"In 10 percent ballistic gelatin, this load also looks like a winner. Penetrating to 8 3/4 inches, the 33-grain V-Max bullet created a large, uniform permanent cavity at the same time. Offering explosive results in gelatin and accuracy that is out of this world, this load would be my choice anytime I'm looking at anchoring small animals (prairie dogs, for instance) out to 75 yards or even slightly more." Three.22 WMR Loads
That would be my selection for python and boa hunting in the Everglades. When considering any gun for hunting, take into consideration the physiology of the game animal. What is it's structure, bone density, musculature, etc. That will allow you to make an informed decision on the firearm, ammunition, and projectile that you will use.
If you happen to be carrying nothing more than a Jetfire in 25 auto, you might want to reconsider going up and against a big constrictor, unless you have an inkling about what you're up against and how you are going to go about it. And that begs the question, if you do have any kind of inkling, then why would you carry a Jetfire in 25 auto in the first place? If you are the kind of person that would, then I must refer you back to Old School Man for further tutoring.
Remember, we are not talking about sporting chances with the pythons. We are talking about annihilating them and removing them from the environment. I don't care if you plug a python or boa full of holes, as long as it dies; preferably quickly, but dead is dead. So if you happen to have a Ruger 10/22 on you at the moment, pick your shot and try to make the best of it. Head shot is the first and best target, with anything in the first third of the body likely to be fatal. If you're carrying a big bore weapon, be sure of what is behind the snake before you squeeze that trigger. Safety first and always!
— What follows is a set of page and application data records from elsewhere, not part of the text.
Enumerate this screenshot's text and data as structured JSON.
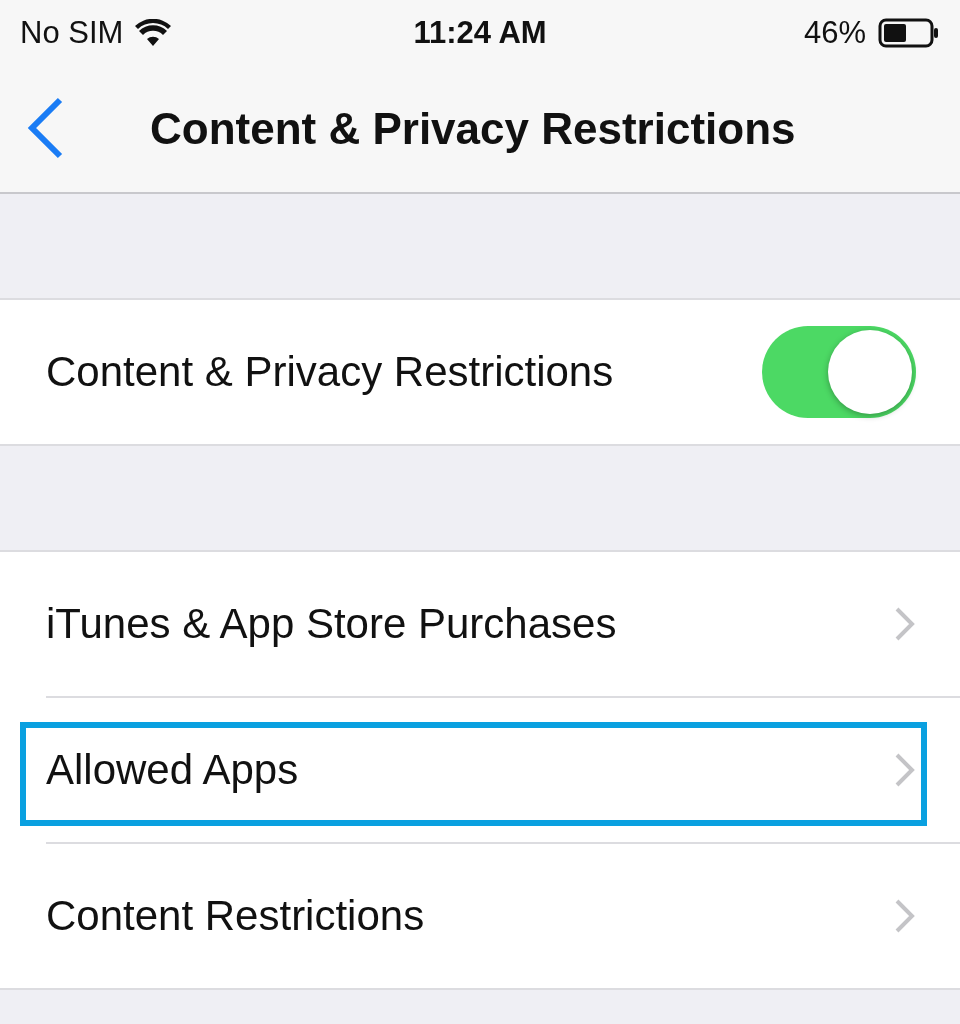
{
  "status_bar": {
    "carrier": "No SIM",
    "time": "11:24 AM",
    "battery": "46%"
  },
  "nav_bar": {
    "title": "Content & Privacy Restrictions"
  },
  "sections": [
    {
      "rows": [
        {
          "kind": "toggle",
          "label": "Content & Privacy Restrictions",
          "on": true
        }
      ]
    },
    {
      "rows": [
        {
          "kind": "link",
          "label": "iTunes & App Store Purchases",
          "highlighted": false
        },
        {
          "kind": "link",
          "label": "Allowed Apps",
          "highlighted": true
        },
        {
          "kind": "link",
          "label": "Content Restrictions",
          "highlighted": false
        }
      ]
    }
  ]
}
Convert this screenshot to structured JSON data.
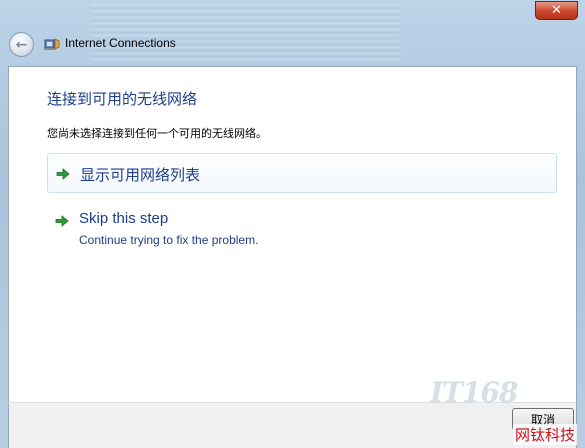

Now it's your turn! What do you suggest? What and how would you arm yourself for combat against the constrictors of the Everglades?
Albert A Rasch™
Member: Kandahar Tent Club
Member: Hunting Sportsmen of the United States HSUS (Let 'em sue me.)
The Hunt Continues...
Scott Croner Albert A Rasch Albert “Afghanus” Rasch Albert A Rasch Scott Croner Nebraska Hunting Scott Croner, Merriam's Turkey Hunting Albert A Rasch Scott Croner Albert A Rasch Albert “Afghanus” Rasch Albert A Rasch Scott Croner Nebraska Hunting Scott Croner Merriam's Turkey Hunting Albert A Rasch